Retype the entries exactly, keeping every line intact.

▸ Data provided:
⟨
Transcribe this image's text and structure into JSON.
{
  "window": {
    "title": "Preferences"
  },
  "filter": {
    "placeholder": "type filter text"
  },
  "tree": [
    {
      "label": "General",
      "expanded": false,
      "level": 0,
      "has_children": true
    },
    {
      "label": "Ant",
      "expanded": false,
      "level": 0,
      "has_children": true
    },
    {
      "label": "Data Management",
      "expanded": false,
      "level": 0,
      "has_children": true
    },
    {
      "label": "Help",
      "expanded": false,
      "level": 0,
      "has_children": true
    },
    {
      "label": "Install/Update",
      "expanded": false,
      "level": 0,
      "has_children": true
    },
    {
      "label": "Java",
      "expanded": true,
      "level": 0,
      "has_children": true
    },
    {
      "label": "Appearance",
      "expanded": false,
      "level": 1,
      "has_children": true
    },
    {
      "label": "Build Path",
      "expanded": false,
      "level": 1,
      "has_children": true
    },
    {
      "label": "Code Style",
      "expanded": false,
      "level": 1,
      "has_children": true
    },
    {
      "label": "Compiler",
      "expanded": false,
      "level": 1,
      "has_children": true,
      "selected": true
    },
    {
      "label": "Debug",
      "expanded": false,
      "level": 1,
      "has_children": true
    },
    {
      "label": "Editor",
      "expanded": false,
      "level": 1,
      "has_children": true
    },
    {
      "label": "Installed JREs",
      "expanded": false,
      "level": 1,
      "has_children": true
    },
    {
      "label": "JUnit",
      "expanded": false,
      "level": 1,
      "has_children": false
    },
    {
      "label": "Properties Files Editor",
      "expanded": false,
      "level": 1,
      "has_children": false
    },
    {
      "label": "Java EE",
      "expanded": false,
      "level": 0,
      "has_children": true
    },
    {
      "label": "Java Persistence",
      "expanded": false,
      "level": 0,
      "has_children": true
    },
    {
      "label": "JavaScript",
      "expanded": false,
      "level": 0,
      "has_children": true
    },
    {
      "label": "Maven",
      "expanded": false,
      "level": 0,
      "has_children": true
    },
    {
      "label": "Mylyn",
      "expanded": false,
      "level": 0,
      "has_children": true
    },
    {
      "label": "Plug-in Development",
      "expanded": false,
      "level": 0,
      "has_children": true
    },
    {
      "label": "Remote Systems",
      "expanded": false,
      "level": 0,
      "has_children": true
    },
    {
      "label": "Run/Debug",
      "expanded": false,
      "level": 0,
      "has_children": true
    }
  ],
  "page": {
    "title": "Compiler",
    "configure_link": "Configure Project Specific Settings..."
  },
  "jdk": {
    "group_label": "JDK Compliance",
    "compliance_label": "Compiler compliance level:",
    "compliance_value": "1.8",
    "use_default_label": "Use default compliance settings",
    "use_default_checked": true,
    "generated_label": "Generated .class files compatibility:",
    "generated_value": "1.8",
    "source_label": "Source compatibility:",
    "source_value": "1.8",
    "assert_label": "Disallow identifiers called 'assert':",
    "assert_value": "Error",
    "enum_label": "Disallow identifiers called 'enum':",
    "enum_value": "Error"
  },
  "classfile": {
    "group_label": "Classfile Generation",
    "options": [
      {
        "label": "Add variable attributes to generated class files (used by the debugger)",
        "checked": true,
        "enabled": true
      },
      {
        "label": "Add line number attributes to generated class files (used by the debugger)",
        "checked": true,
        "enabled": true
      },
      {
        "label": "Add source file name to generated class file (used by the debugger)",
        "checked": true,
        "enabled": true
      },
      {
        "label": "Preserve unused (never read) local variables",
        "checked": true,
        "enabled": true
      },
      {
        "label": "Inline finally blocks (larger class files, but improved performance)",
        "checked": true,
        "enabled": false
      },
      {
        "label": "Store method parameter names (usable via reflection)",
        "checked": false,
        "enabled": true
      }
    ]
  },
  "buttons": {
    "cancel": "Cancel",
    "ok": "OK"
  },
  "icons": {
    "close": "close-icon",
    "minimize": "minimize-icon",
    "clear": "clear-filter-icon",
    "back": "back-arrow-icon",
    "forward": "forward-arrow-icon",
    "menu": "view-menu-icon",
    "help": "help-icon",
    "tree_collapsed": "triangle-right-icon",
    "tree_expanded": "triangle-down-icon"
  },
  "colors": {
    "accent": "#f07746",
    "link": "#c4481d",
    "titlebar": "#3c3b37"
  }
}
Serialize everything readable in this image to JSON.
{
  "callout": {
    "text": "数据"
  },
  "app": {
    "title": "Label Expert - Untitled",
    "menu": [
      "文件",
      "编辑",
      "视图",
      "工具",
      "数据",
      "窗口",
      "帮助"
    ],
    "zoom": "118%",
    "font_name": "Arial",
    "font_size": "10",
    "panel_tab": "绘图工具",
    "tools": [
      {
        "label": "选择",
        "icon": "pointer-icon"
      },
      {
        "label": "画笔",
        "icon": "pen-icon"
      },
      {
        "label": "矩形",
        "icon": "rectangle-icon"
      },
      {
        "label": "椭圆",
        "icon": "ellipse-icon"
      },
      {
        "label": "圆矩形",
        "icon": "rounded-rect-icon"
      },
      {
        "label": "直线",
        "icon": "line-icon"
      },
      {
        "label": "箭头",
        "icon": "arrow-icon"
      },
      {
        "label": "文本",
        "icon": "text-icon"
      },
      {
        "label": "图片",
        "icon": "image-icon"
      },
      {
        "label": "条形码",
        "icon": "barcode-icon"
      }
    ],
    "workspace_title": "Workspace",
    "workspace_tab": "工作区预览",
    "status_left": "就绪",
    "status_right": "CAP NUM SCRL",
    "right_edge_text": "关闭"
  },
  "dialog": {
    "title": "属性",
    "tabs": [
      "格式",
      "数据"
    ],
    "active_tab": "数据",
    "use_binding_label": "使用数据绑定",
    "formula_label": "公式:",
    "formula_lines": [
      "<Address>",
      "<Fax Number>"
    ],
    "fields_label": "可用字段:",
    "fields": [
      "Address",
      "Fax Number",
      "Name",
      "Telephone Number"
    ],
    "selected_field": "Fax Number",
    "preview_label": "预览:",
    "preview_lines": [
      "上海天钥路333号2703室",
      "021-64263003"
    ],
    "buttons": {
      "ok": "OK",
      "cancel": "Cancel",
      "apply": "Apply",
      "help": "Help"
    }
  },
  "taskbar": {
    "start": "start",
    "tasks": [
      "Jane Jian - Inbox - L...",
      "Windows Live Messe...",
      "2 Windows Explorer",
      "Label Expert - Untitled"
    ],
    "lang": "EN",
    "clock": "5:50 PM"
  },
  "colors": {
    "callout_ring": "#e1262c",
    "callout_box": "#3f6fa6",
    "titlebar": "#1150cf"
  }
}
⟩
▸ Output of the task:
Transcribe this image's text and structure into JSON.
{
  "window": {
    "title": "Preferences"
  },
  "filter": {
    "placeholder": "type filter text"
  },
  "tree": [
    {
      "label": "General",
      "expanded": false,
      "level": 0,
      "has_children": true
    },
    {
      "label": "Ant",
      "expanded": false,
      "level": 0,
      "has_children": true
    },
    {
      "label": "Data Management",
      "expanded": false,
      "level": 0,
      "has_children": true
    },
    {
      "label": "Help",
      "expanded": false,
      "level": 0,
      "has_children": true
    },
    {
      "label": "Install/Update",
      "expanded": false,
      "level": 0,
      "has_children": true
    },
    {
      "label": "Java",
      "expanded": true,
      "level": 0,
      "has_children": true
    },
    {
      "label": "Appearance",
      "expanded": false,
      "level": 1,
      "has_children": true
    },
    {
      "label": "Build Path",
      "expanded": false,
      "level": 1,
      "has_children": true
    },
    {
      "label": "Code Style",
      "expanded": false,
      "level": 1,
      "has_children": true
    },
    {
      "label": "Compiler",
      "expanded": false,
      "level": 1,
      "has_children": true,
      "selected": true
    },
    {
      "label": "Debug",
      "expanded": false,
      "level": 1,
      "has_children": true
    },
    {
      "label": "Editor",
      "expanded": false,
      "level": 1,
      "has_children": true
    },
    {
      "label": "Installed JREs",
      "expanded": false,
      "level": 1,
      "has_children": true
    },
    {
      "label": "JUnit",
      "expanded": false,
      "level": 1,
      "has_children": false
    },
    {
      "label": "Properties Files Editor",
      "expanded": false,
      "level": 1,
      "has_children": false
    },
    {
      "label": "Java EE",
      "expanded": false,
      "level": 0,
      "has_children": true
    },
    {
      "label": "Java Persistence",
      "expanded": false,
      "level": 0,
      "has_children": true
    },
    {
      "label": "JavaScript",
      "expanded": false,
      "level": 0,
      "has_children": true
    },
    {
      "label": "Maven",
      "expanded": false,
      "level": 0,
      "has_children": true
    },
    {
      "label": "Mylyn",
      "expanded": false,
      "level": 0,
      "has_children": true
    },
    {
      "label": "Plug-in Development",
      "expanded": false,
      "level": 0,
      "has_children": true
    },
    {
      "label": "Remote Systems",
      "expanded": false,
      "level": 0,
      "has_children": true
    },
    {
      "label": "Run/Debug",
      "expanded": false,
      "level": 0,
      "has_children": true
    }
  ],
  "page": {
    "title": "Compiler",
    "configure_link": "Configure Project Specific Settings..."
  },
  "jdk": {
    "group_label": "JDK Compliance",
    "compliance_label": "Compiler compliance level:",
    "compliance_value": "1.8",
    "use_default_label": "Use default compliance settings",
    "use_default_checked": true,
    "generated_label": "Generated .class files compatibility:",
    "generated_value": "1.8",
    "source_label": "Source compatibility:",
    "source_value": "1.8",
    "assert_label": "Disallow identifiers called 'assert':",
    "assert_value": "Error",
    "enum_label": "Disallow identifiers called 'enum':",
    "enum_value": "Error"
  },
  "classfile": {
    "group_label": "Classfile Generation",
    "options": [
      {
        "label": "Add variable attributes to generated class files (used by the debugger)",
        "checked": true,
        "enabled": true
      },
      {
        "label": "Add line number attributes to generated class files (used by the debugger)",
        "checked": true,
        "enabled": true
      },
      {
        "label": "Add source file name to generated class file (used by the debugger)",
        "checked": true,
        "enabled": true
      },
      {
        "label": "Preserve unused (never read) local variables",
        "checked": true,
        "enabled": true
      },
      {
        "label": "Inline finally blocks (larger class files, but improved performance)",
        "checked": true,
        "enabled": false
      },
      {
        "label": "Store method parameter names (usable via reflection)",
        "checked": false,
        "enabled": true
      }
    ]
  },
  "buttons": {
    "cancel": "Cancel",
    "ok": "OK"
  },
  "icons": {
    "close": "close-icon",
    "minimize": "minimize-icon",
    "clear": "clear-filter-icon",
    "back": "back-arrow-icon",
    "forward": "forward-arrow-icon",
    "menu": "view-menu-icon",
    "help": "help-icon",
    "tree_collapsed": "triangle-right-icon",
    "tree_expanded": "triangle-down-icon"
  },
  "colors": {
    "accent": "#f07746",
    "link": "#c4481d",
    "titlebar": "#3c3b37"
  }
}
Serialize everything readable in this image to JSON.
{
  "callout": {
    "text": "数据"
  },
  "app": {
    "title": "Label Expert - Untitled",
    "menu": [
      "文件",
      "编辑",
      "视图",
      "工具",
      "数据",
      "窗口",
      "帮助"
    ],
    "zoom": "118%",
    "font_name": "Arial",
    "font_size": "10",
    "panel_tab": "绘图工具",
    "tools": [
      {
        "label": "选择",
        "icon": "pointer-icon"
      },
      {
        "label": "画笔",
        "icon": "pen-icon"
      },
      {
        "label": "矩形",
        "icon": "rectangle-icon"
      },
      {
        "label": "椭圆",
        "icon": "ellipse-icon"
      },
      {
        "label": "圆矩形",
        "icon": "rounded-rect-icon"
      },
      {
        "label": "直线",
        "icon": "line-icon"
      },
      {
        "label": "箭头",
        "icon": "arrow-icon"
      },
      {
        "label": "文本",
        "icon": "text-icon"
      },
      {
        "label": "图片",
        "icon": "image-icon"
      },
      {
        "label": "条形码",
        "icon": "barcode-icon"
      }
    ],
    "workspace_title": "Workspace",
    "workspace_tab": "工作区预览",
    "status_left": "就绪",
    "status_right": "CAP NUM SCRL",
    "right_edge_text": "关闭"
  },
  "dialog": {
    "title": "属性",
    "tabs": [
      "格式",
      "数据"
    ],
    "active_tab": "数据",
    "use_binding_label": "使用数据绑定",
    "formula_label": "公式:",
    "formula_lines": [
      "<Address>",
      "<Fax Number>"
    ],
    "fields_label": "可用字段:",
    "fields": [
      "Address",
      "Fax Number",
      "Name",
      "Telephone Number"
    ],
    "selected_field": "Fax Number",
    "preview_label": "预览:",
    "preview_lines": [
      "上海天钥路333号2703室",
      "021-64263003"
    ],
    "buttons": {
      "ok": "OK",
      "cancel": "Cancel",
      "apply": "Apply",
      "help": "Help"
    }
  },
  "taskbar": {
    "start": "start",
    "tasks": [
      "Jane Jian - Inbox - L...",
      "Windows Live Messe...",
      "2 Windows Explorer",
      "Label Expert - Untitled"
    ],
    "lang": "EN",
    "clock": "5:50 PM"
  },
  "colors": {
    "callout_ring": "#e1262c",
    "callout_box": "#3f6fa6",
    "titlebar": "#1150cf"
  }
}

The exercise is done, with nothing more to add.